RECORDS TO USE

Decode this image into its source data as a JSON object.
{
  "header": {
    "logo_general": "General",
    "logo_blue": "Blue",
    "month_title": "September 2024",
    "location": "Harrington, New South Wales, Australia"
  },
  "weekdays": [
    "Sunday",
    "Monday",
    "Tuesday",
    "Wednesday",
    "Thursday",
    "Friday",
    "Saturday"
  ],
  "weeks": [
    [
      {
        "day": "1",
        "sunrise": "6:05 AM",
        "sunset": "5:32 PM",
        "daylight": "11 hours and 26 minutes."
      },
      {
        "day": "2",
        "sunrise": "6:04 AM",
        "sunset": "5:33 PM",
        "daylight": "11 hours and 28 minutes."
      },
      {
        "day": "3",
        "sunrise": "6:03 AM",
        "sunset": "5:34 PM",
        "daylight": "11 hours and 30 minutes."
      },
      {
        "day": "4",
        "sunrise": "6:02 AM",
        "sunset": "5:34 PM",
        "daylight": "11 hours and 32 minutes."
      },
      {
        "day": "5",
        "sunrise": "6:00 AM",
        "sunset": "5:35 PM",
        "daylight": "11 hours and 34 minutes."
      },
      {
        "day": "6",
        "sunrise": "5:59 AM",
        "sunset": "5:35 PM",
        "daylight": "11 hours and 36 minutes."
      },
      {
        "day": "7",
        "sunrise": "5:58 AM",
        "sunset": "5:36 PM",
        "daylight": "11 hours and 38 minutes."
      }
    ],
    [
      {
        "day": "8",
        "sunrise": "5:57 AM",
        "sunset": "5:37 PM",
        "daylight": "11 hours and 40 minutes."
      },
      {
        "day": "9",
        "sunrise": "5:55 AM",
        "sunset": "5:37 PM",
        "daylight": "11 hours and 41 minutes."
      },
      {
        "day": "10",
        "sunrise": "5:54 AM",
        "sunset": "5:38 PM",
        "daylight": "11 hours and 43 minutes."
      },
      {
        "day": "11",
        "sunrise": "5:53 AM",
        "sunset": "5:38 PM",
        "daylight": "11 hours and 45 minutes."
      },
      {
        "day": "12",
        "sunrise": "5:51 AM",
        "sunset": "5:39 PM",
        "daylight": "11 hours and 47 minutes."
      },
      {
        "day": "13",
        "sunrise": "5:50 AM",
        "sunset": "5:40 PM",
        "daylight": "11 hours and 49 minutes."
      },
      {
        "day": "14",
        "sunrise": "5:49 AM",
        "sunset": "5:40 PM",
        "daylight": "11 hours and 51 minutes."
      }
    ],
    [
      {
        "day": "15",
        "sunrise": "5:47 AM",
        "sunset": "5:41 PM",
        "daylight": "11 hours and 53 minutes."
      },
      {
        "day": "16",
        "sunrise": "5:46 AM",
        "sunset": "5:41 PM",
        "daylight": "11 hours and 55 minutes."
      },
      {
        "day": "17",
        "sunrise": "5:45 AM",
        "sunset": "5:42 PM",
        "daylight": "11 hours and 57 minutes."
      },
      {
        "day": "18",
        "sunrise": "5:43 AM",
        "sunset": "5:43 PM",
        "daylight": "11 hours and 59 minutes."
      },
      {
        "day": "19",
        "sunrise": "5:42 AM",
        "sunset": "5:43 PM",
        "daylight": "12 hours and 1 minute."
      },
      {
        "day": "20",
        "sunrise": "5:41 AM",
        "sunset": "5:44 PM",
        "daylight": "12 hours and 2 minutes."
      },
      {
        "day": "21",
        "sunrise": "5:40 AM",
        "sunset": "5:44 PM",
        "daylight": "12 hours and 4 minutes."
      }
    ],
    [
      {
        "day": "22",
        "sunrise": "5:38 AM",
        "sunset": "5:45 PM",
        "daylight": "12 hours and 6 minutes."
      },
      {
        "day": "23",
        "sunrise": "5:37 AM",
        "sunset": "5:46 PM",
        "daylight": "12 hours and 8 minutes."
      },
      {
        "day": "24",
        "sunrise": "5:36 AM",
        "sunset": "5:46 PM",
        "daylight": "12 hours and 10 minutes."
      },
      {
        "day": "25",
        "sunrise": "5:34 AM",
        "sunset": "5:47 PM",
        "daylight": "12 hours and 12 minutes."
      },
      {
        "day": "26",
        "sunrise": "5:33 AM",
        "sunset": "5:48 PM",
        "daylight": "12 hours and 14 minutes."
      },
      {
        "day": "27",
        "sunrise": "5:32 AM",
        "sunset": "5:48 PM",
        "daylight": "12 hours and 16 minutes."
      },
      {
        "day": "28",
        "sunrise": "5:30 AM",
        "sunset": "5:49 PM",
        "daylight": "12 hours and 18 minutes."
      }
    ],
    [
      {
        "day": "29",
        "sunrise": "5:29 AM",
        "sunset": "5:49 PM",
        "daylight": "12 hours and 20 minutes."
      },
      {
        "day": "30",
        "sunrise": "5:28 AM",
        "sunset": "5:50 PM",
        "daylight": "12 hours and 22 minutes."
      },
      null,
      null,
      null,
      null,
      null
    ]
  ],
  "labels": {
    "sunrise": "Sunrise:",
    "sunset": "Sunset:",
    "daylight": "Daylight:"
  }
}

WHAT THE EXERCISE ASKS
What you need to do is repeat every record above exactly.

EXPECTED ANSWER
Decode this image into its source data as a JSON object.
{
  "header": {
    "logo_general": "General",
    "logo_blue": "Blue",
    "month_title": "September 2024",
    "location": "Harrington, New South Wales, Australia"
  },
  "weekdays": [
    "Sunday",
    "Monday",
    "Tuesday",
    "Wednesday",
    "Thursday",
    "Friday",
    "Saturday"
  ],
  "weeks": [
    [
      {
        "day": "1",
        "sunrise": "6:05 AM",
        "sunset": "5:32 PM",
        "daylight": "11 hours and 26 minutes."
      },
      {
        "day": "2",
        "sunrise": "6:04 AM",
        "sunset": "5:33 PM",
        "daylight": "11 hours and 28 minutes."
      },
      {
        "day": "3",
        "sunrise": "6:03 AM",
        "sunset": "5:34 PM",
        "daylight": "11 hours and 30 minutes."
      },
      {
        "day": "4",
        "sunrise": "6:02 AM",
        "sunset": "5:34 PM",
        "daylight": "11 hours and 32 minutes."
      },
      {
        "day": "5",
        "sunrise": "6:00 AM",
        "sunset": "5:35 PM",
        "daylight": "11 hours and 34 minutes."
      },
      {
        "day": "6",
        "sunrise": "5:59 AM",
        "sunset": "5:35 PM",
        "daylight": "11 hours and 36 minutes."
      },
      {
        "day": "7",
        "sunrise": "5:58 AM",
        "sunset": "5:36 PM",
        "daylight": "11 hours and 38 minutes."
      }
    ],
    [
      {
        "day": "8",
        "sunrise": "5:57 AM",
        "sunset": "5:37 PM",
        "daylight": "11 hours and 40 minutes."
      },
      {
        "day": "9",
        "sunrise": "5:55 AM",
        "sunset": "5:37 PM",
        "daylight": "11 hours and 41 minutes."
      },
      {
        "day": "10",
        "sunrise": "5:54 AM",
        "sunset": "5:38 PM",
        "daylight": "11 hours and 43 minutes."
      },
      {
        "day": "11",
        "sunrise": "5:53 AM",
        "sunset": "5:38 PM",
        "daylight": "11 hours and 45 minutes."
      },
      {
        "day": "12",
        "sunrise": "5:51 AM",
        "sunset": "5:39 PM",
        "daylight": "11 hours and 47 minutes."
      },
      {
        "day": "13",
        "sunrise": "5:50 AM",
        "sunset": "5:40 PM",
        "daylight": "11 hours and 49 minutes."
      },
      {
        "day": "14",
        "sunrise": "5:49 AM",
        "sunset": "5:40 PM",
        "daylight": "11 hours and 51 minutes."
      }
    ],
    [
      {
        "day": "15",
        "sunrise": "5:47 AM",
        "sunset": "5:41 PM",
        "daylight": "11 hours and 53 minutes."
      },
      {
        "day": "16",
        "sunrise": "5:46 AM",
        "sunset": "5:41 PM",
        "daylight": "11 hours and 55 minutes."
      },
      {
        "day": "17",
        "sunrise": "5:45 AM",
        "sunset": "5:42 PM",
        "daylight": "11 hours and 57 minutes."
      },
      {
        "day": "18",
        "sunrise": "5:43 AM",
        "sunset": "5:43 PM",
        "daylight": "11 hours and 59 minutes."
      },
      {
        "day": "19",
        "sunrise": "5:42 AM",
        "sunset": "5:43 PM",
        "daylight": "12 hours and 1 minute."
      },
      {
        "day": "20",
        "sunrise": "5:41 AM",
        "sunset": "5:44 PM",
        "daylight": "12 hours and 2 minutes."
      },
      {
        "day": "21",
        "sunrise": "5:40 AM",
        "sunset": "5:44 PM",
        "daylight": "12 hours and 4 minutes."
      }
    ],
    [
      {
        "day": "22",
        "sunrise": "5:38 AM",
        "sunset": "5:45 PM",
        "daylight": "12 hours and 6 minutes."
      },
      {
        "day": "23",
        "sunrise": "5:37 AM",
        "sunset": "5:46 PM",
        "daylight": "12 hours and 8 minutes."
      },
      {
        "day": "24",
        "sunrise": "5:36 AM",
        "sunset": "5:46 PM",
        "daylight": "12 hours and 10 minutes."
      },
      {
        "day": "25",
        "sunrise": "5:34 AM",
        "sunset": "5:47 PM",
        "daylight": "12 hours and 12 minutes."
      },
      {
        "day": "26",
        "sunrise": "5:33 AM",
        "sunset": "5:48 PM",
        "daylight": "12 hours and 14 minutes."
      },
      {
        "day": "27",
        "sunrise": "5:32 AM",
        "sunset": "5:48 PM",
        "daylight": "12 hours and 16 minutes."
      },
      {
        "day": "28",
        "sunrise": "5:30 AM",
        "sunset": "5:49 PM",
        "daylight": "12 hours and 18 minutes."
      }
    ],
    [
      {
        "day": "29",
        "sunrise": "5:29 AM",
        "sunset": "5:49 PM",
        "daylight": "12 hours and 20 minutes."
      },
      {
        "day": "30",
        "sunrise": "5:28 AM",
        "sunset": "5:50 PM",
        "daylight": "12 hours and 22 minutes."
      },
      null,
      null,
      null,
      null,
      null
    ]
  ],
  "labels": {
    "sunrise": "Sunrise:",
    "sunset": "Sunset:",
    "daylight": "Daylight:"
  }
}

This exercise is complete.